Every year US taxpayers shell out $2 billion in subsidies to cotton growers. This might be preferable to the old way in which plantation owners got people to work for them, but it's hard to see how the subsidy regime benefits anyone other than the recipients.
Thanks to the efforts of the National Cotton Council, the regime stays in place, which leads Jonathan Rauch to ask a very good question: Where is the counter-lobby? Why is there no National Anti-Cotton Council? In a fascinating article for the American, he seeks to enlighten us:
- “In 1965, a young University of Maryland economist named Mancur Olson… formulated a crucial part of the answer in his book The Logic of Collective Action. To organize a group is costly for the organizer in money, time, and energy. Constituencies with narrow, focused interests can surmount that problem more easily than can constituencies with broad, diffuse interests, because the broader group will have more of a problem with free riders: people who sit back and let others do the hard work of organizing while expecting eventually to partake of the booty.”
The cotton lobby, Rauch says, is a “classic narrow interest”:
- “Because big cotton farms account for a large share of output, the largest 5 percent of recipients collect more than half of subsidy benefits and the largest 20 percent collect more than 80 percent… In 2010, the biggest 1 percent of farms collected almost $175,000 each. That is a lot of money — well worth organizing for…”
On the other side of the equation, there are ten of millions of people who pay just a few dollars per head to fund the subsidy. And as Mancur Olson wrote – “the larger the group, the less it will further its common interests.”
Fortunately, there is a counter-dynamic at work in society. Large and diffuse interests group such pensioners and consumers can acquire powerful defenders in the form of political parties and media organisations. Politicians and journalists obviously have their own agendas, but because they need voters, members, readers and viewers, they have an incentive to represent the many not the few.
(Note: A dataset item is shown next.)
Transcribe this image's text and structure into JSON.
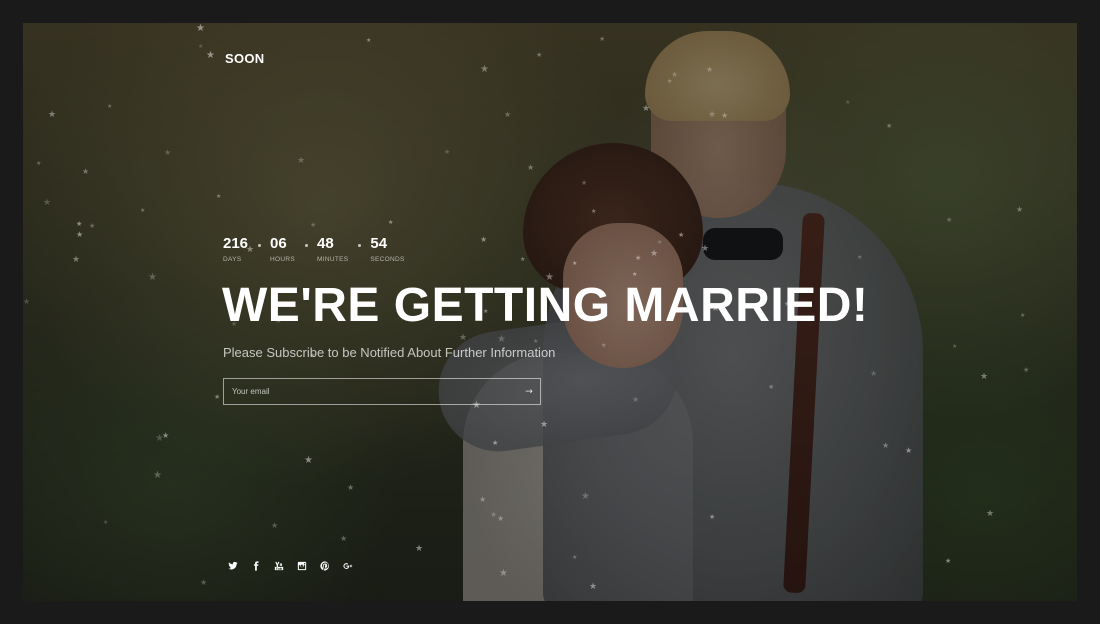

This is an often overlooked, but vital, justification for competitive party politics and a free press. It is argued in some quarters that the so-called ‘authoritarian capitalism’ practiced by emerging powers such as China allows things to get done in ways that are impossible in the west. But however ‘efficient’ such a system might be at the outset, there is nothing to stop narrow-interest groups from parasitising it.
Of course, political parties and the mainstream media aren’t exactly faultless in the service they provide. Furthermore, thanks to new technology it is becoming easier for citizens to by-pass their traditional advocates and organise their own lobbies:
- “…the cost of organizing has dropped by orders of magnitude. Just think about what a single Facebook page can do. The Tea Party, the archetype of a diffuse-interest group, could never have reached escape velocity without free online conference calling…”
So, will internet-based citizen politics mean victory for the common good over each and every predatory interest group? The answer to that is no and, with so much mindless internet boosterism floating around, it’s important that we understand why.
Technology makes it easier to organise large numbers of people, but only when their own best interests are staring them in the face. That's a problem when our own best interests aren't always that obvious to us – perhaps because the issue at stake is a complicated one or because what we want right now isn’t the same as what we need in the longer-term.
There’s no better example than the debt bubble of the last decade. The technical complexity of the banking reform that could have diffused the situation didn't exactly lend itself to populist 'e-politics'. Moreover, at the time, easy access to cheap credit was all too popular. The sophisticated analysis and foresight that could have averted the disaster was too much for our dumbed-down politics and media, and certainly too much for a Facebook campaign.